### Work instruction:
Could you filter the data below down to the lines that hold the word "icon"?
START Records for the exercise
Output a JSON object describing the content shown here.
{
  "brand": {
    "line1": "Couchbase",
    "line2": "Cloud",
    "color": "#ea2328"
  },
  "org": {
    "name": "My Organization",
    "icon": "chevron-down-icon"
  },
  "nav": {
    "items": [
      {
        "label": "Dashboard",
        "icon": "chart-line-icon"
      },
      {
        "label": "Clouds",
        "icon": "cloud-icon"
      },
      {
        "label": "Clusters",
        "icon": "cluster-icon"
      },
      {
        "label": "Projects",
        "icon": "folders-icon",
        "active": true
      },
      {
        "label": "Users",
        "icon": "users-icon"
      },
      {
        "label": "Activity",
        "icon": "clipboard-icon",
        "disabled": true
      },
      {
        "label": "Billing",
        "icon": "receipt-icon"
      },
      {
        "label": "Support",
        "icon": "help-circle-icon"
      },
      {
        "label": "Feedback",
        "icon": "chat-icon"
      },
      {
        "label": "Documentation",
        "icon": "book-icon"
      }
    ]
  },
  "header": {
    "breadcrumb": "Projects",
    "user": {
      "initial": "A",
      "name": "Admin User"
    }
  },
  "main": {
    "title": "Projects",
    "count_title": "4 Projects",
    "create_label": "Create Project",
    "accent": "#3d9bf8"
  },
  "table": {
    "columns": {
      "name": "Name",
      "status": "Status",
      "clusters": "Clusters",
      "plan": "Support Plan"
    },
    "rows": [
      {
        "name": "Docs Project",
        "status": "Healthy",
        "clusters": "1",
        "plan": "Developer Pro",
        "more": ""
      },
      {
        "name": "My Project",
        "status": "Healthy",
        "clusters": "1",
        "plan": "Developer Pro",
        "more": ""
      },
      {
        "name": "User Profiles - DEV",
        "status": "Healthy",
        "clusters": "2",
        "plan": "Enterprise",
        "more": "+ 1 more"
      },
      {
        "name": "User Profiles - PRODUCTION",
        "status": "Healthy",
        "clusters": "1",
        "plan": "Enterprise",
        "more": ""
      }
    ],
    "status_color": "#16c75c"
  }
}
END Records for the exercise
### Response area:
    "icon": "chevron-down-icon"
        "icon": "chart-line-icon"
        "icon": "cloud-icon"
        "icon": "cluster-icon"
        "icon": "folders-icon",
        "icon": "users-icon"
        "icon": "clipboard-icon",
        "icon": "receipt-icon"
        "icon": "help-circle-icon"
        "icon": "chat-icon"
        "icon": "book-icon"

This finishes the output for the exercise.